EXERCISE INSTRUCTIONS: In the entries below, find the string "JSON" and return each line holding it.

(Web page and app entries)

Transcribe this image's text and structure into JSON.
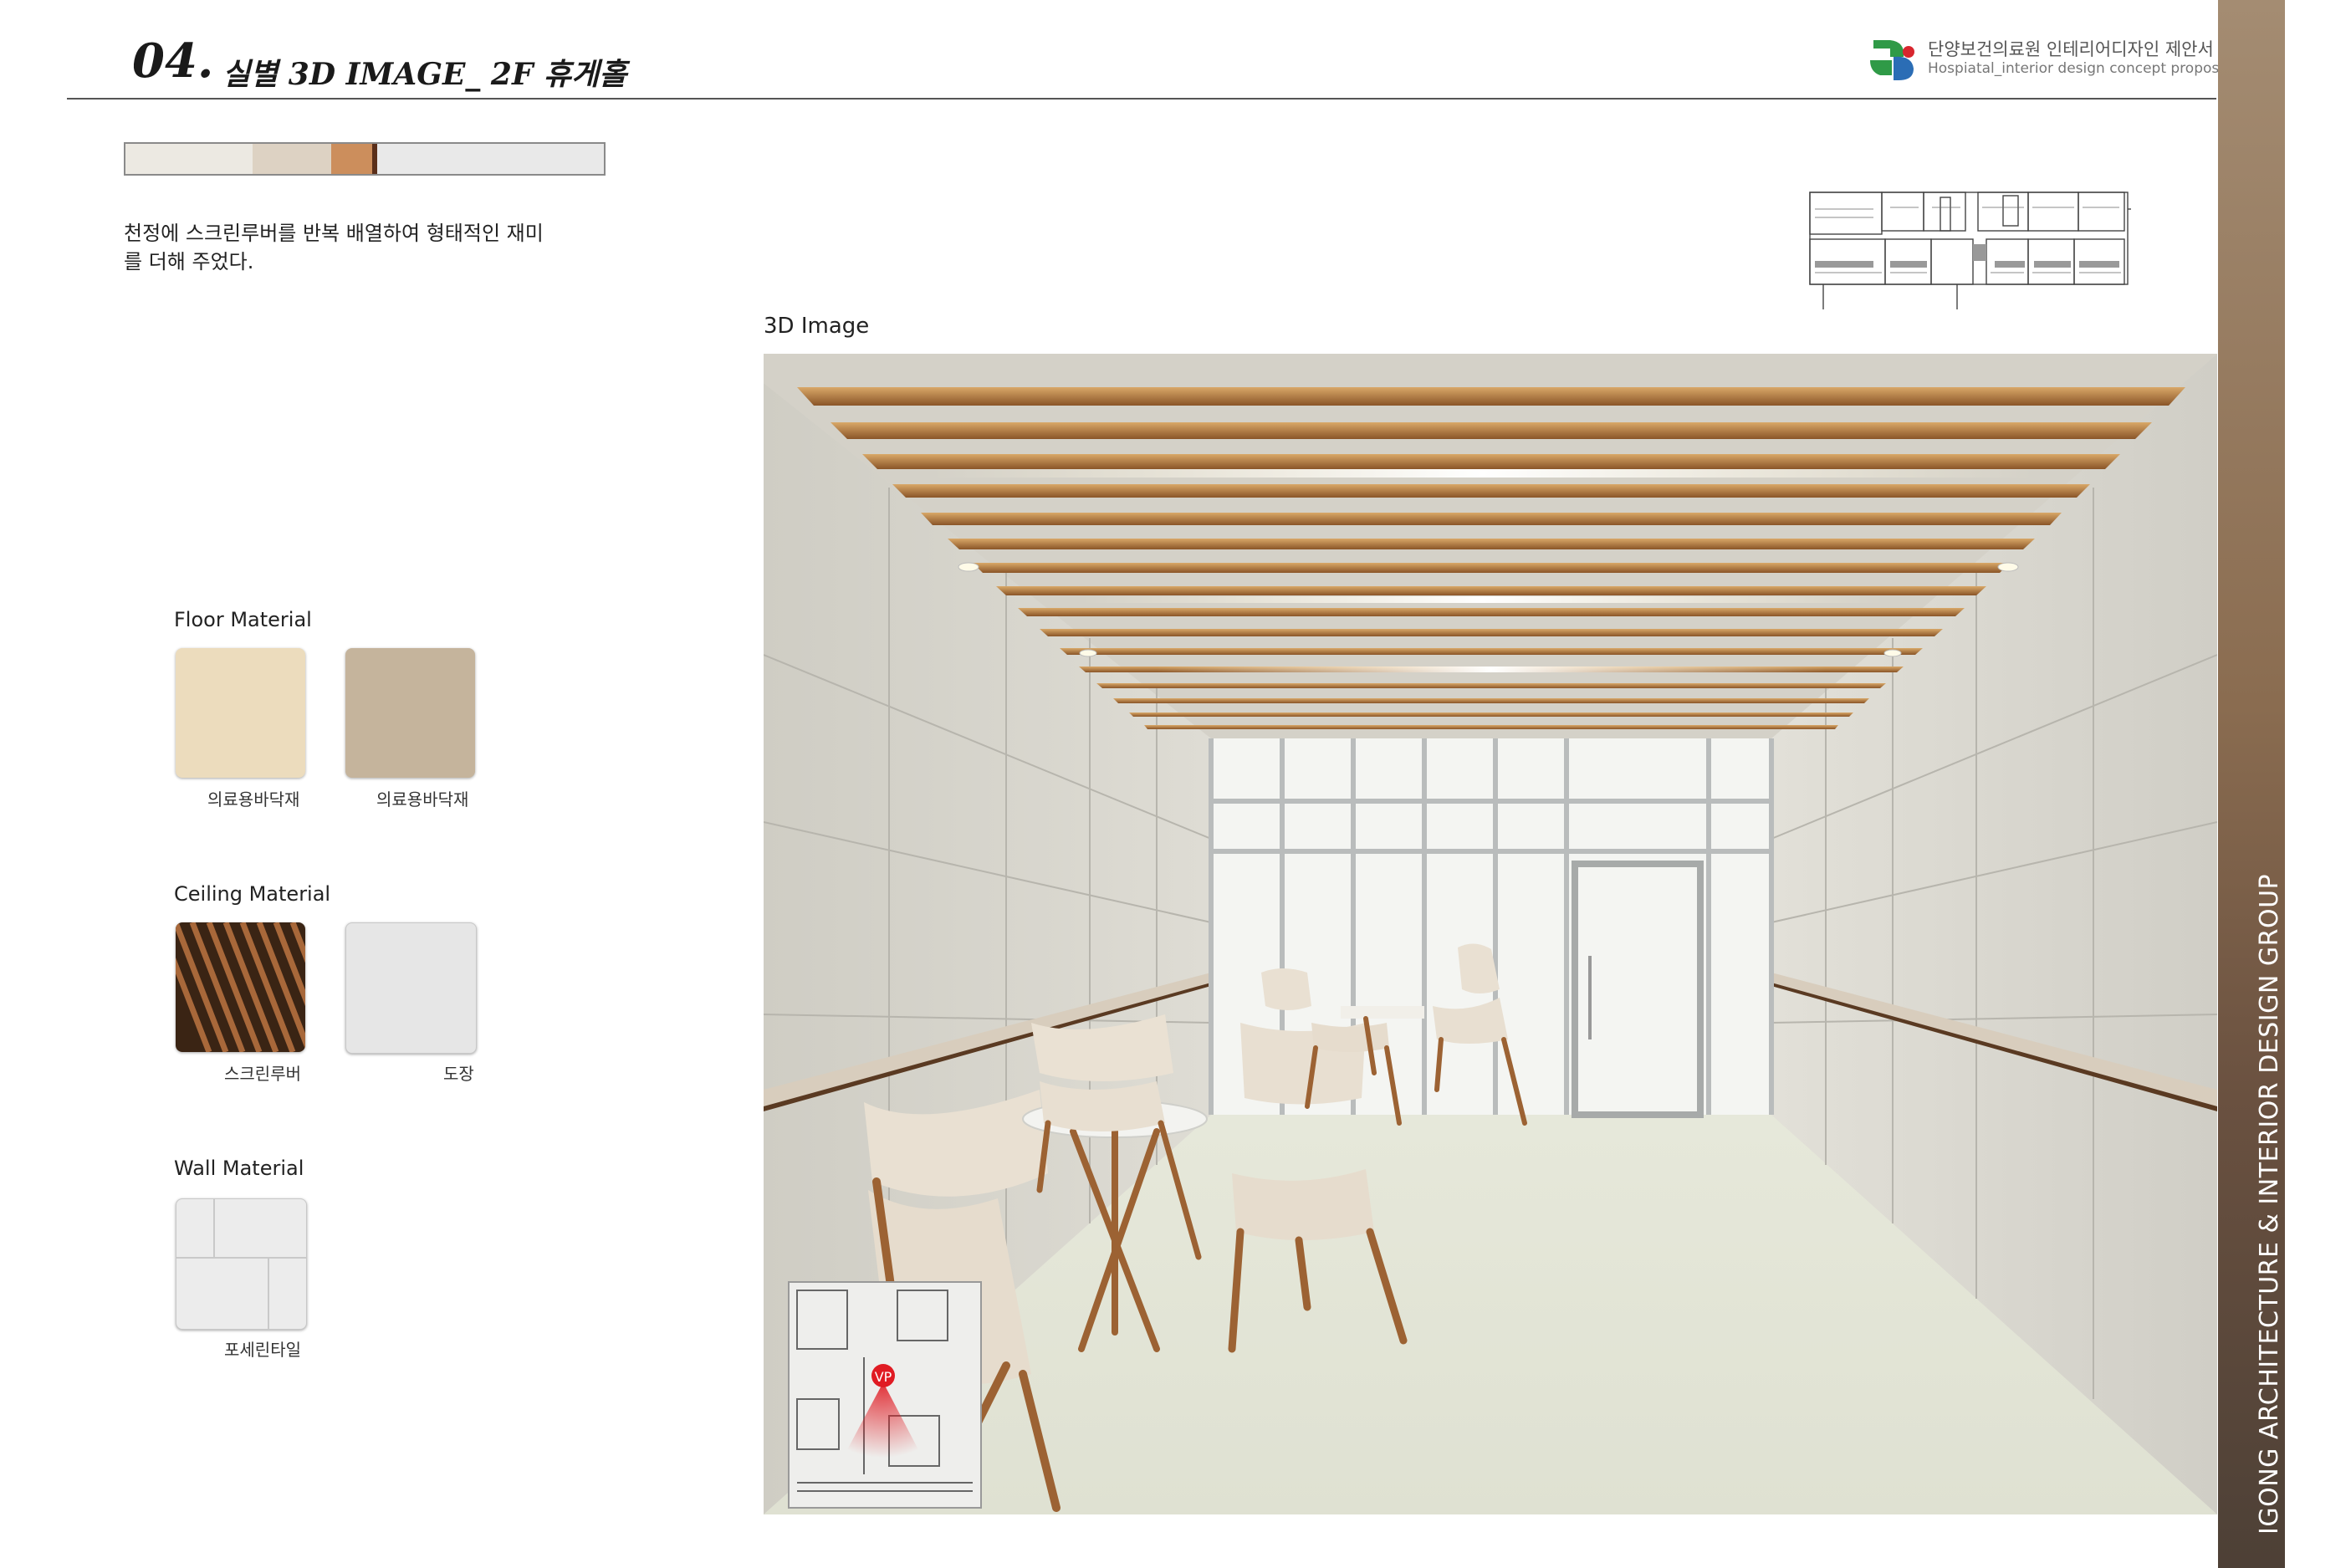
{
  "header": {
    "section_number": "04.",
    "title": "실별 3D IMAGE_ 2F 휴게홀",
    "brand_title": "단양보건의료원 인테리어디자인 제안서",
    "brand_subtitle": "Hospiatal_interior design concept proposal"
  },
  "palette": {
    "colors": [
      "#ece9e2",
      "#ddd2c3",
      "#cc8e5c",
      "#5a2f1a",
      "#e9e9e9"
    ],
    "fractions": [
      0.265,
      0.165,
      0.085,
      0.012,
      0.473
    ]
  },
  "description": {
    "line1": "천정에 스크린루버를 반복 배열하여 형태적인 재미",
    "line2": "를 더해 주었다."
  },
  "image": {
    "caption": "3D Image",
    "viewpoint_label": "VP"
  },
  "materials": {
    "floor": {
      "heading": "Floor Material",
      "items": [
        {
          "label": "의료용바닥재",
          "color": "#ecdcbd"
        },
        {
          "label": "의료용바닥재",
          "color": "#c5b49c"
        }
      ]
    },
    "ceiling": {
      "heading": "Ceiling Material",
      "items": [
        {
          "label": "스크린루버",
          "color": "#6b3a1f"
        },
        {
          "label": "도장",
          "color": "#e6e6e6"
        }
      ]
    },
    "wall": {
      "heading": "Wall Material",
      "items": [
        {
          "label": "포세린타일",
          "color": "#ececec"
        }
      ]
    }
  },
  "side_text": "IGONG ARCHITECTURE  & INTERIOR DESIGN GROUP"
}
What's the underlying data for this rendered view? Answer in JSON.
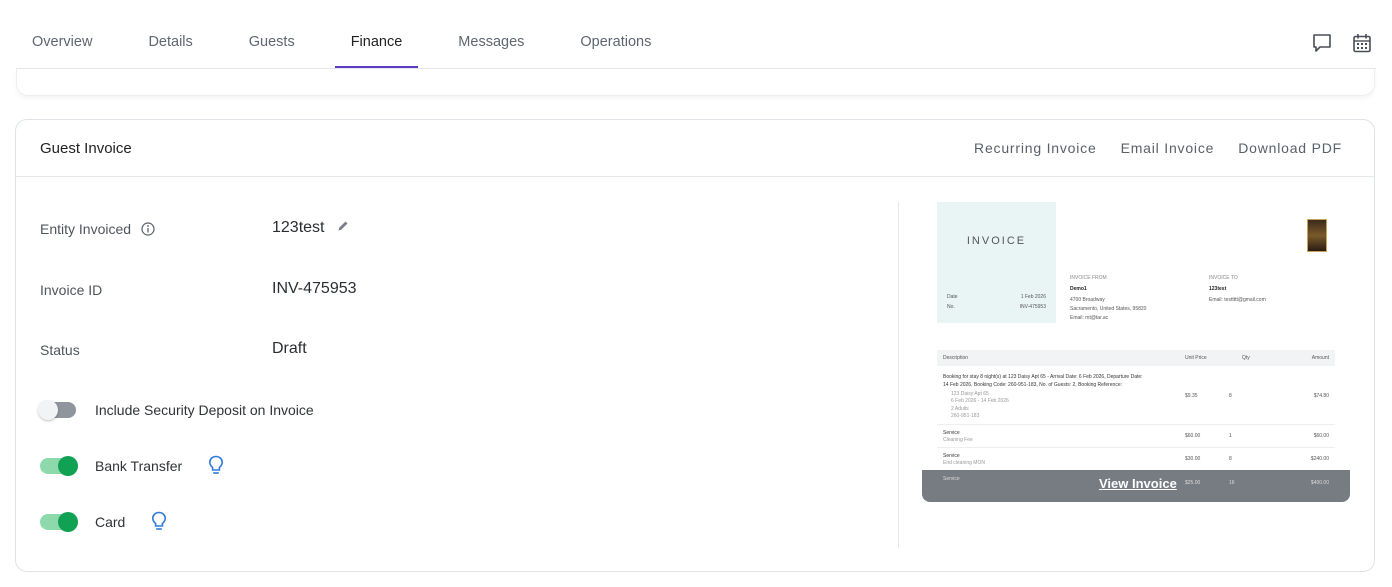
{
  "tabs": [
    {
      "label": "Overview"
    },
    {
      "label": "Details"
    },
    {
      "label": "Guests"
    },
    {
      "label": "Finance",
      "active": true
    },
    {
      "label": "Messages"
    },
    {
      "label": "Operations"
    }
  ],
  "top_icons": [
    "chat-bubble-icon",
    "calendar-icon"
  ],
  "invoice_card": {
    "title": "Guest Invoice",
    "actions": {
      "recurring": "Recurring Invoice",
      "email": "Email Invoice",
      "download": "Download PDF"
    },
    "fields": {
      "entity_label": "Entity Invoiced",
      "entity_value": "123test",
      "id_label": "Invoice ID",
      "id_value": "INV-475953",
      "status_label": "Status",
      "status_value": "Draft"
    },
    "toggles": {
      "security_deposit": {
        "label": "Include Security Deposit on Invoice",
        "on": false
      },
      "bank_transfer": {
        "label": "Bank Transfer",
        "on": true
      },
      "card": {
        "label": "Card",
        "on": true
      }
    }
  },
  "preview": {
    "title": "INVOICE",
    "date_label": "Date",
    "date_value": "1 Feb 2026",
    "no_label": "No.",
    "no_value": "INV-475953",
    "from_heading": "INVOICE FROM",
    "from_name": "Demo1",
    "from_address1": "4700 Broadway",
    "from_address2": "Sacramento, United States, 95820",
    "from_email": "Email: mt@tar.ac",
    "to_heading": "INVOICE TO",
    "to_name": "123test",
    "to_email": "Email: testtttt@gmail.com",
    "table_headers": {
      "description": "Description",
      "unit_price": "Unit Price",
      "qty": "Qty",
      "amount": "Amount"
    },
    "booking_line1": "Booking for stay 8 night(s) at 123 Daisy Apt 65 - Arrival Date: 6 Feb 2026, Departure Date:",
    "booking_line2": "14 Feb 2026, Booking Code: 260-951-183, No. of Guests: 2, Booking Reference:",
    "booking_sub1": "123 Daisy Apt 65",
    "booking_sub2": "6 Feb 2026 - 14 Feb 2026",
    "booking_sub3": "2 Adults",
    "booking_sub4": "260-951-183",
    "rows": [
      {
        "desc": "",
        "unit": "$9.35",
        "qty": "8",
        "amount": "$74.80"
      },
      {
        "desc": "Service",
        "sub": "Cleaning Fee",
        "unit": "$60.00",
        "qty": "1",
        "amount": "$60.00"
      },
      {
        "desc": "Service",
        "sub": "End cleaning MON",
        "unit": "$30.00",
        "qty": "8",
        "amount": "$240.00"
      },
      {
        "desc": "Service",
        "sub": "",
        "unit": "$25.00",
        "qty": "16",
        "amount": "$400.00"
      }
    ],
    "view_label": "View Invoice"
  }
}
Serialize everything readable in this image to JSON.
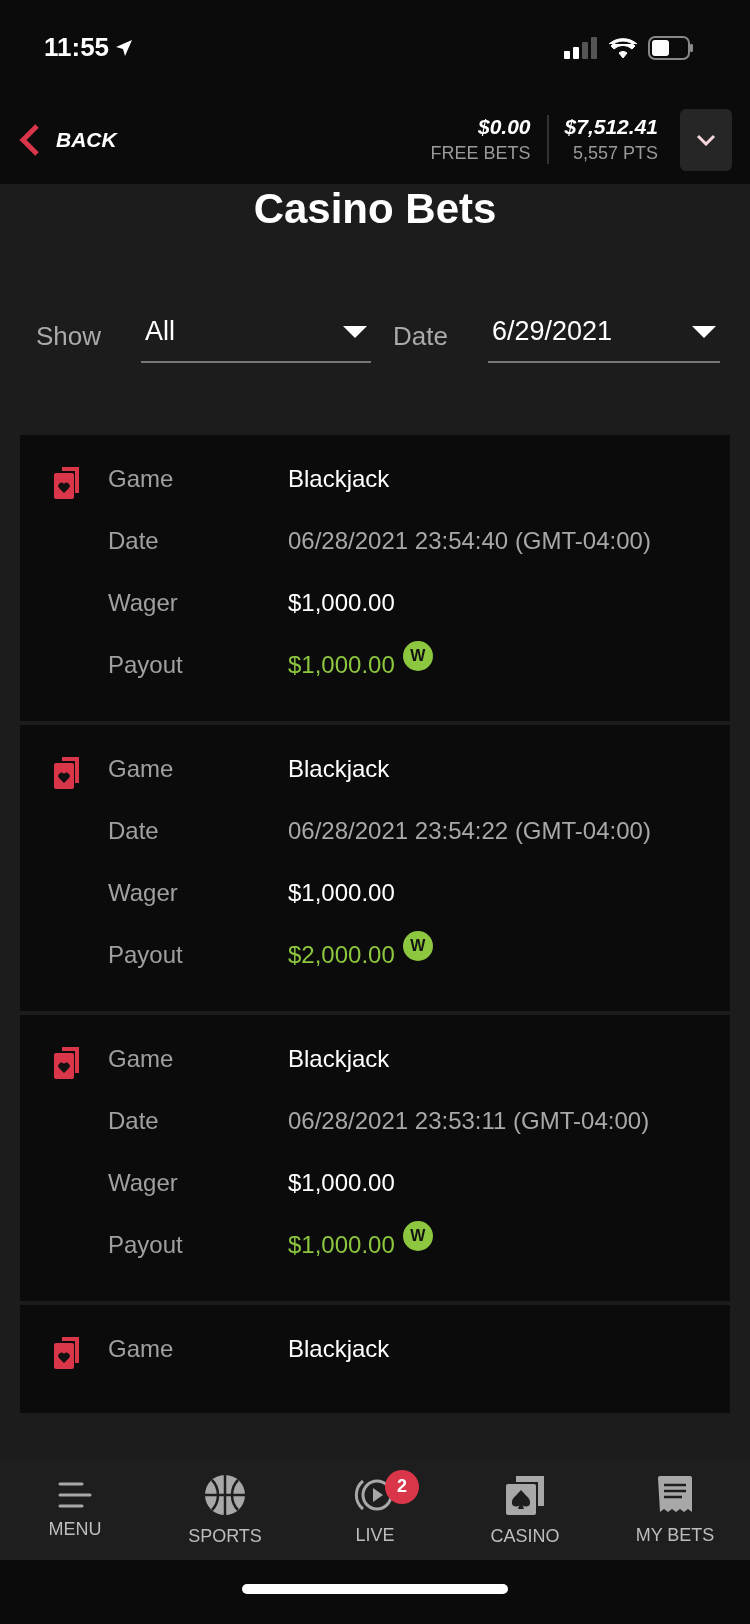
{
  "status_bar": {
    "time": "11:55"
  },
  "header": {
    "back": "BACK",
    "free_bets": {
      "amount": "$0.00",
      "label": "FREE BETS"
    },
    "balance": {
      "amount": "$7,512.41",
      "label": "5,557 PTS"
    }
  },
  "title": "Casino Bets",
  "filters": [
    {
      "label": "Show",
      "value": "All"
    },
    {
      "label": "Date",
      "value": "6/29/2021"
    }
  ],
  "bets": [
    {
      "rows": [
        {
          "label": "Game",
          "value": "Blackjack",
          "kind": "plain"
        },
        {
          "label": "Date",
          "value": "06/28/2021 23:54:40 (GMT-04:00)",
          "kind": "muted"
        },
        {
          "label": "Wager",
          "value": "$1,000.00",
          "kind": "plain"
        },
        {
          "label": "Payout",
          "value": "$1,000.00",
          "kind": "win",
          "badge": "W"
        }
      ]
    },
    {
      "rows": [
        {
          "label": "Game",
          "value": "Blackjack",
          "kind": "plain"
        },
        {
          "label": "Date",
          "value": "06/28/2021 23:54:22 (GMT-04:00)",
          "kind": "muted"
        },
        {
          "label": "Wager",
          "value": "$1,000.00",
          "kind": "plain"
        },
        {
          "label": "Payout",
          "value": "$2,000.00",
          "kind": "win",
          "badge": "W"
        }
      ]
    },
    {
      "rows": [
        {
          "label": "Game",
          "value": "Blackjack",
          "kind": "plain"
        },
        {
          "label": "Date",
          "value": "06/28/2021 23:53:11 (GMT-04:00)",
          "kind": "muted"
        },
        {
          "label": "Wager",
          "value": "$1,000.00",
          "kind": "plain"
        },
        {
          "label": "Payout",
          "value": "$1,000.00",
          "kind": "win",
          "badge": "W"
        }
      ]
    },
    {
      "rows": [
        {
          "label": "Game",
          "value": "Blackjack",
          "kind": "plain"
        }
      ]
    }
  ],
  "tab_bar": [
    {
      "label": "MENU",
      "kind": "menu"
    },
    {
      "label": "SPORTS",
      "kind": "sports"
    },
    {
      "label": "LIVE",
      "kind": "live",
      "badge": "2"
    },
    {
      "label": "CASINO",
      "kind": "casino"
    },
    {
      "label": "MY BETS",
      "kind": "mybets"
    }
  ]
}
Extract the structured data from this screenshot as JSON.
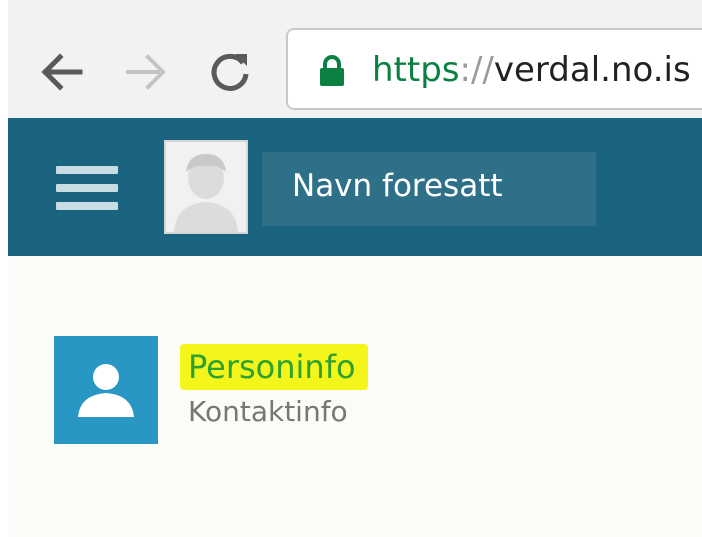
{
  "browser": {
    "back_icon": "arrow-left-icon",
    "forward_icon": "arrow-right-icon",
    "reload_icon": "reload-icon",
    "lock_icon": "lock-icon",
    "url_scheme": "https",
    "url_separator": "://",
    "url_host": "verdal.no.is",
    "secure_color": "#0b8043"
  },
  "header": {
    "background": "#1b6480",
    "menu_icon": "hamburger-menu-icon",
    "avatar_icon": "user-avatar-icon",
    "user_name": "Navn foresatt"
  },
  "main": {
    "tile": {
      "icon": "person-icon",
      "color": "#2997c4",
      "title": "Personinfo",
      "subtitle": "Kontaktinfo",
      "highlight_color": "#f4f51a"
    }
  }
}
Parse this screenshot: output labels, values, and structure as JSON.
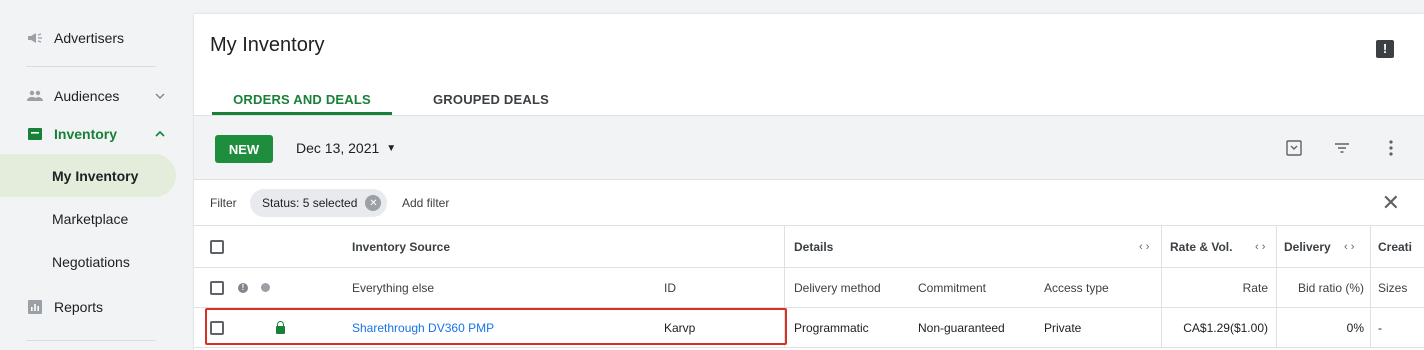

YOUR SOLUTION:
Transcribe this image's text and structure into JSON.
What's the underlying data for this rendered view? Answer in JSON.
Serialize everything readable in this image to JSON.
Extract the structured data from this screenshot as JSON.
Parse this screenshot: output labels, values, and structure as JSON.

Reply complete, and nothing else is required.